Wall Street applauded, but the huzzahs never got beyond Gotham. The late Charles Ross, who was doing a yeoman job covering the story for the San Diego Union, called Edison and demanded an explanation. The response was typical Edison prevarication: it issued a press release saying it had never had such plans. Allen had mistakenly inserted the sentences into the Wall Street speech. Ross dug up internal documents clearly showing that the Edison board had been fully informed of the plan, and Edison executives had been briefed on it the night before Allen’s speech. Still, Edison’s public relations machine stuck to the fable that Allen had mistakenly mentioned the scheme in his speech. Despite this denial, securities analysts for the next couple of months would mention in their reports that Edison stockholders might get some of the merger savings. Analysts normally get their information straight from the company they are reporting on.
By this time, Mayor Maureen O’Connor could only chuckle that this blockheaded episode of corporate fabrication was typical of Edison. The company was mistakenly known for its shrewd lobbying and public relations, but it couldn’t stop stumbling over its own lies. She had an easy time persuading the city council to oppose Edison’s raid. After the merger was turned down, I tried to make friends with San Diego Gas & Electric brass. Over one lunch, I learned that after San Diego Gas & Electric had surrendered, Page went to Edison and suggested that he become an officer. Had I known that, I would have written at the time that it would never work. Page is an engineer. He would never have fit into Edison’s lobby/political culture.
The city hired Washington, D.C. law firms that specialized in utilities matters. I found that they refused to be optimistic. One lawyer who was dealing with the Federal Energy Regulatory Commission warned me, “These regulators are not put there to block mergers.” Indeed, Wall Street was predicting a consolidation wave among the nation’s utilities.
Edison had the edge, but it didn’t have the smarts. With a push from San Diego lobbyists and legislators, a number of bills were introduced into the legislature to defeat the merger. However, San Diego was fighting a lobbying machine in Edison. Edison spent its time and energy fighting each of those bills and appeared to be neglecting a major issue: a merger of utilities as large as these could adversely affect competition. This was all taking place during the presidency of George H. W. Bush, who followed the pro-competition, pro-free-market theology of Ronald Reagan. San Diego repeated and repeated that Edison’s bid was “anticompetitive.”

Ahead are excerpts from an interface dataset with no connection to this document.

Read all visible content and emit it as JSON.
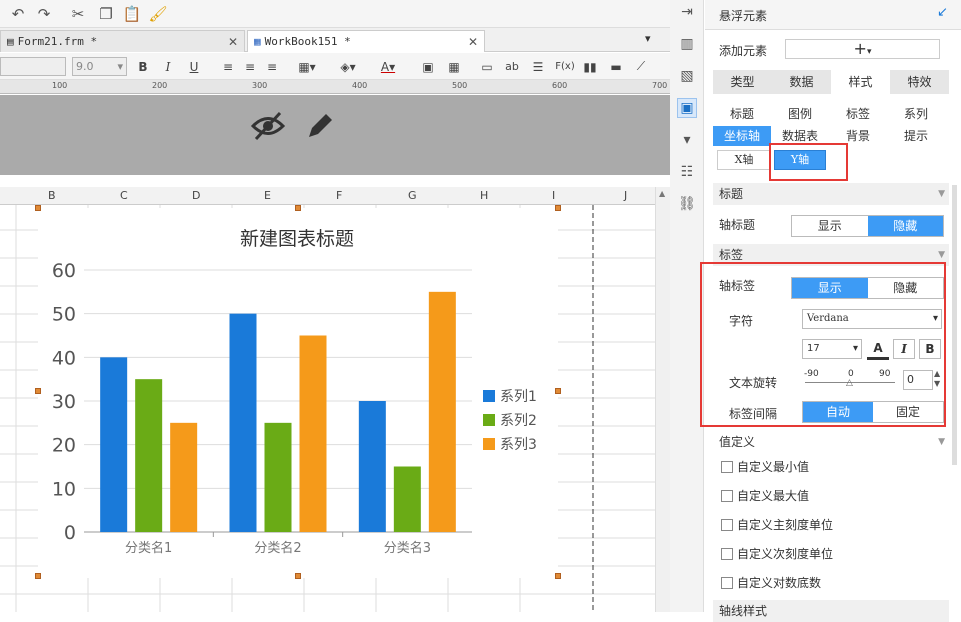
{
  "tabs": [
    {
      "label": "Form21.frm *"
    },
    {
      "label": "WorkBook151 *"
    }
  ],
  "format": {
    "font_size": "9.0",
    "bold": "B",
    "italic": "I",
    "underline": "U",
    "fx": "F(x)",
    "ab": "ab"
  },
  "ruler": {
    "marks": [
      "100",
      "200",
      "300",
      "400",
      "500",
      "600",
      "700"
    ]
  },
  "columns": [
    "B",
    "C",
    "D",
    "E",
    "F",
    "G",
    "H",
    "I",
    "J"
  ],
  "chart_data": {
    "type": "bar",
    "title": "新建图表标题",
    "categories": [
      "分类名1",
      "分类名2",
      "分类名3"
    ],
    "series": [
      {
        "name": "系列1",
        "values": [
          40,
          50,
          30
        ],
        "color": "#1a7ad9"
      },
      {
        "name": "系列2",
        "values": [
          35,
          25,
          15
        ],
        "color": "#6aab16"
      },
      {
        "name": "系列3",
        "values": [
          25,
          45,
          55
        ],
        "color": "#f59a1a"
      }
    ],
    "ylim": [
      0,
      60
    ],
    "yticks": [
      0,
      10,
      20,
      30,
      40,
      50,
      60
    ],
    "legend": "right",
    "grid": true
  },
  "panel": {
    "title": "悬浮元素",
    "add_label": "添加元素",
    "add_btn": "+",
    "main_tabs": [
      "类型",
      "数据",
      "样式",
      "特效"
    ],
    "sub_tabs_row1": [
      "标题",
      "图例",
      "标签",
      "系列"
    ],
    "sub_tabs_row2": [
      "坐标轴",
      "数据表",
      "背景",
      "提示"
    ],
    "axis_tabs": [
      "X轴",
      "Y轴"
    ],
    "sec_title": "标题",
    "axis_title_label": "轴标题",
    "show": "显示",
    "hide": "隐藏",
    "sec_label": "标签",
    "axis_label_label": "轴标签",
    "font_label": "字符",
    "font_value": "Verdana",
    "font_size": "17",
    "rotate_label": "文本旋转",
    "rotate_min": "-90",
    "rotate_mid": "0",
    "rotate_max": "90",
    "rotate_value": "0",
    "interval_label": "标签间隔",
    "auto": "自动",
    "fixed": "固定",
    "sec_value": "值定义",
    "custom": [
      "自定义最小值",
      "自定义最大值",
      "自定义主刻度单位",
      "自定义次刻度单位",
      "自定义对数底数"
    ],
    "sec_axis_line": "轴线样式"
  },
  "colors": {
    "accent": "#3d9bf5",
    "highlight": "#e53935"
  }
}
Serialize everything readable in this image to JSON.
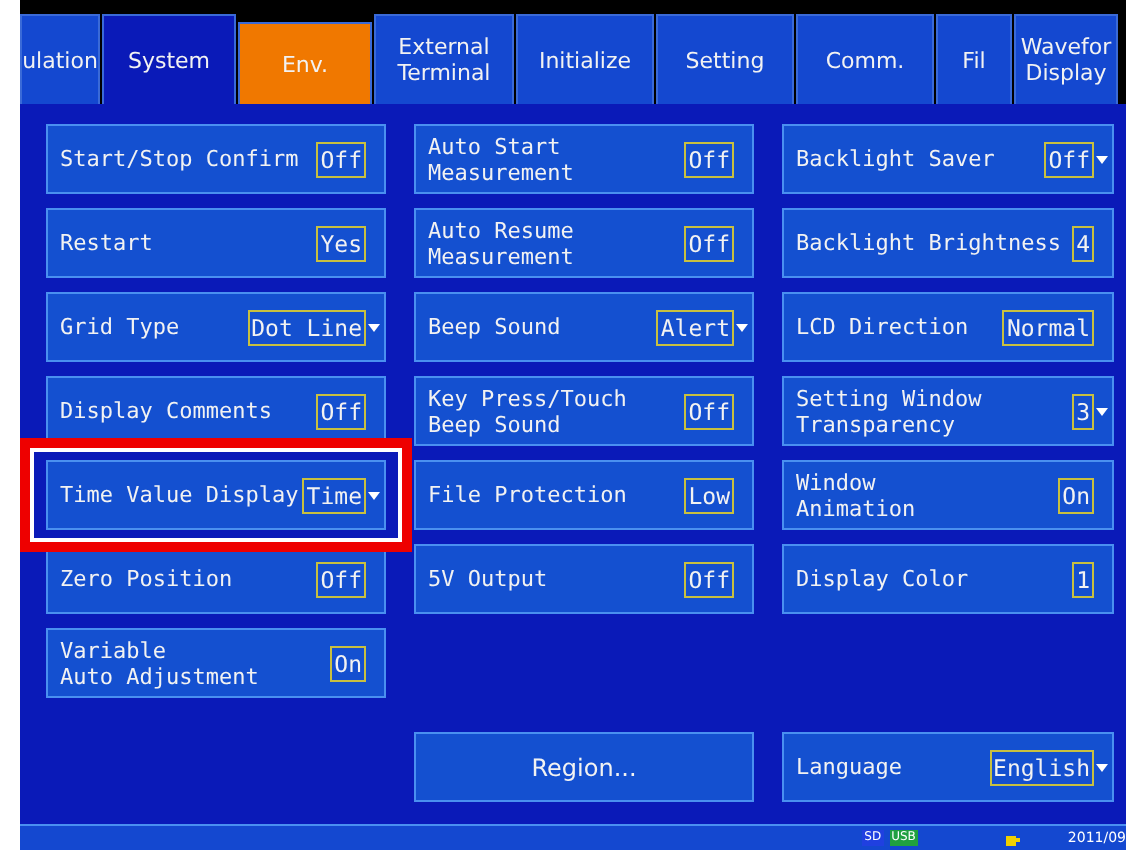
{
  "tabs": [
    {
      "label": "ulation",
      "selected": false,
      "kind": "normal"
    },
    {
      "label": "System",
      "selected": true,
      "kind": "normal"
    },
    {
      "label": "Env.",
      "selected": false,
      "kind": "accent"
    },
    {
      "label": "External\nTerminal",
      "selected": false,
      "kind": "normal"
    },
    {
      "label": "Initialize",
      "selected": false,
      "kind": "normal"
    },
    {
      "label": "Setting",
      "selected": false,
      "kind": "normal"
    },
    {
      "label": "Comm.",
      "selected": false,
      "kind": "normal"
    },
    {
      "label": "Fil",
      "selected": false,
      "kind": "normal"
    },
    {
      "label": "Wavefor\nDisplay",
      "selected": false,
      "kind": "normal"
    }
  ],
  "columns": [
    [
      {
        "label": "Start/Stop Confirm",
        "value": "Off",
        "dropdown": false,
        "highlighted": false
      },
      {
        "label": "Restart",
        "value": "Yes",
        "dropdown": false,
        "highlighted": false
      },
      {
        "label": "Grid Type",
        "value": "Dot Line",
        "dropdown": true,
        "highlighted": false
      },
      {
        "label": "Display Comments",
        "value": "Off",
        "dropdown": false,
        "highlighted": false
      },
      {
        "label": "Time Value Display",
        "value": "Time",
        "dropdown": true,
        "highlighted": true
      },
      {
        "label": "Zero Position",
        "value": "Off",
        "dropdown": false,
        "highlighted": false
      },
      {
        "label": "Variable\nAuto Adjustment",
        "value": "On",
        "dropdown": false,
        "highlighted": false
      }
    ],
    [
      {
        "label": "Auto Start\nMeasurement",
        "value": "Off",
        "dropdown": false,
        "highlighted": false
      },
      {
        "label": "Auto Resume\nMeasurement",
        "value": "Off",
        "dropdown": false,
        "highlighted": false
      },
      {
        "label": "Beep Sound",
        "value": "Alert",
        "dropdown": true,
        "highlighted": false
      },
      {
        "label": "Key Press/Touch\nBeep Sound",
        "value": "Off",
        "dropdown": false,
        "highlighted": false
      },
      {
        "label": "File Protection",
        "value": "Low",
        "dropdown": false,
        "highlighted": false
      },
      {
        "label": "5V Output",
        "value": "Off",
        "dropdown": false,
        "highlighted": false
      }
    ],
    [
      {
        "label": "Backlight Saver",
        "value": "Off",
        "dropdown": true,
        "highlighted": false
      },
      {
        "label": "Backlight Brightness",
        "value": "4",
        "dropdown": false,
        "highlighted": false
      },
      {
        "label": "LCD Direction",
        "value": "Normal",
        "dropdown": false,
        "highlighted": false
      },
      {
        "label": "Setting Window\nTransparency",
        "value": "3",
        "dropdown": true,
        "highlighted": false
      },
      {
        "label": "Window\nAnimation",
        "value": "On",
        "dropdown": false,
        "highlighted": false
      },
      {
        "label": "Display Color",
        "value": "1",
        "dropdown": false,
        "highlighted": false
      }
    ]
  ],
  "region_button": "Region...",
  "language": {
    "label": "Language",
    "value": "English",
    "dropdown": true
  },
  "status_bar": {
    "sd": "SD",
    "usb": "USB",
    "date": "2011/09"
  }
}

In 1991, it became evident that regulators didn’t like this merger. Administrative law judges from the California Public Utilities Commission thumbed it down. So did the commission itself, unanimously. The Federal Energy Regulatory Commission joined the thumbs-down parade. By May of 1991 it was all over. Edison threw in the towel. It had spent about $100 million on communications expenses and legal fees. By contrast, the Coalition for Local Control, the San Diego group opposing the Merger Most Foul, had spent only $80,000.
Among regulators, the argument against concentration of power in a monopoly was important. But I always believed that Edison’s bumbling and bullying may have been an equally important force in convincing regulators that this merger would never work.